Although the device is shown in FIGS. 1 and 2 as it would normally be employed in a bathtub 10 for general hydrotherapeutic treatment purposes, an important aspect of the invention is that the flexible hose 32 may be adjusted to assume any number of positions and configurations for maximum localized stimulation of selected portions of a patient's body as required. For example, FIG. 5 shows the hose arranged in a "FIG. 8" pattern for treatment of a tired back. Another arrangement would be to form a double loop in the foot portion of the tub 10 for localized treatment of the feet and legs of a patient.

In view of the foregoing, it can now be appreciated that the air powered adjustable device 30 advantageously provides for maximum patient stimulation by permitting pressurized air streams to be introduced into a fluid bath for uniform agitation of the entire bath or a localized portion thereof without requiring potentially dangerous electrical devices to be in or near the water.

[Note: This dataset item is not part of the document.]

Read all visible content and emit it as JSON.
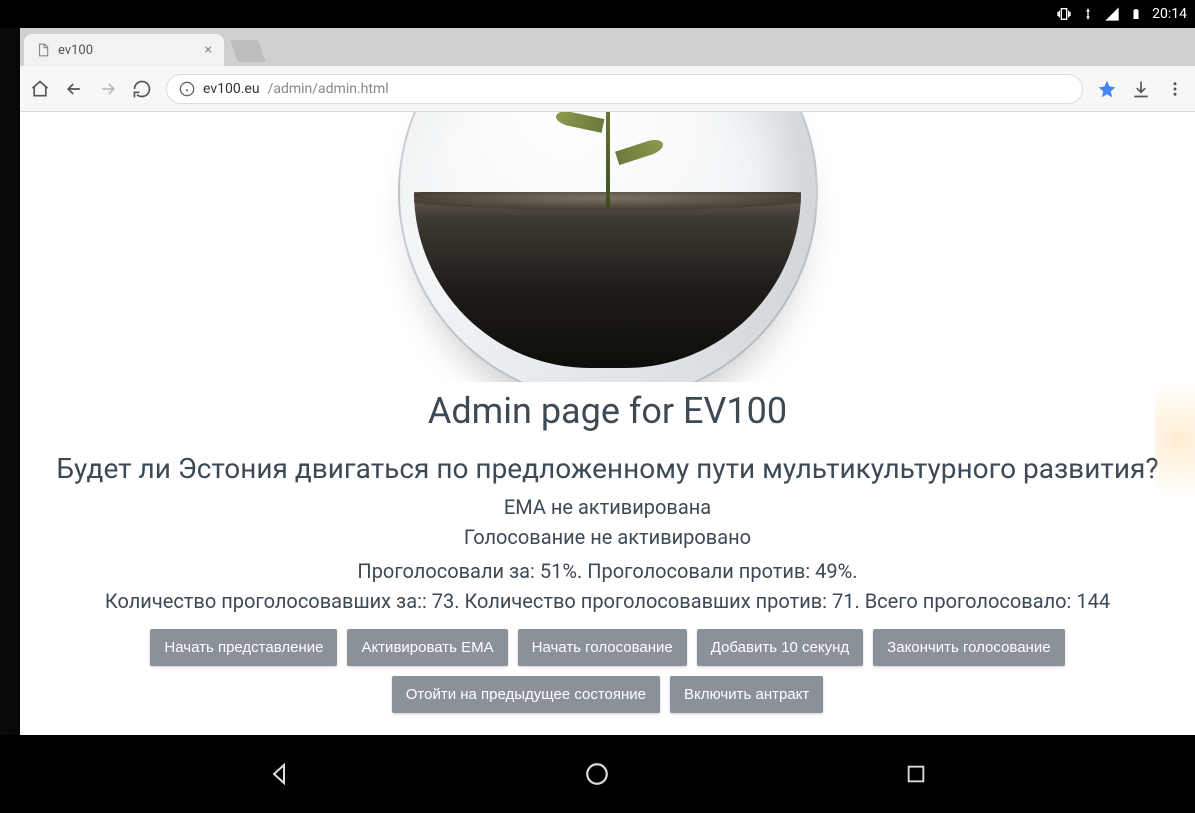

Although the device has been shown and described in connection with a conventional bathtub, it should be understood that the apparatus 30 may be used with other types of tanks or tubs of different sizes and dimensions, as well as with liquids other than water. Moreover, it is obvious that equivalent alterations and modifications will occur to others skilled in the art upon the reading and understanding of the specification and description of the preferred embodiment. The present invention includes all such equivalent alterations and modifications and is limited only by the scope of the appended claims.

Patent Citations
Cited PatentFiling datePublication dateApplicantTitle
US1034919 *Apr 27, 1911Aug 6, 1912Christian H WeberProduction of aerated baths.
US3043296 *Feb 15, 1961Jul 10, 1962Gregory Benjamin FHydrotherapy apparatus
US3138153 *Dec 11, 1961Jun 23, 1964Osborn Engineering CorpHydrotherapy apparatus
US3373740 *Apr 8, 1965Mar 19, 1968Anna RieplHydrokinetic bath apparatus
US3533404 *Aug 7, 1967Oct 13, 1970Turbo Bath CorpWater massage aerator apparatus
Referenced by
Citing PatentFiling datePublication dateApplicantTitle
US5095559 *Jun 13, 1990Mar 17, 1992South Breeze CorporationHeating apparatus
US5567127 *Nov 9, 1994Oct 22, 1996Wentz; Kennith W.Low noise air blower
DE10228297A1 *Jun 25, 2002Jan 15, 2004BSH Bosch und Siemens Hausgeräte GmbHDomestic cooking appliance has a drip sliding tray which is silently guided in a track formed in the side wall with an absorbent material between metal plates
Classifications
U.S. Classification601/168
International ClassificationA61H33/02
Cooperative ClassificationA61H33/0087, A61H2201/013, A61H33/60, A61H33/025
European ClassificationA61H33/02B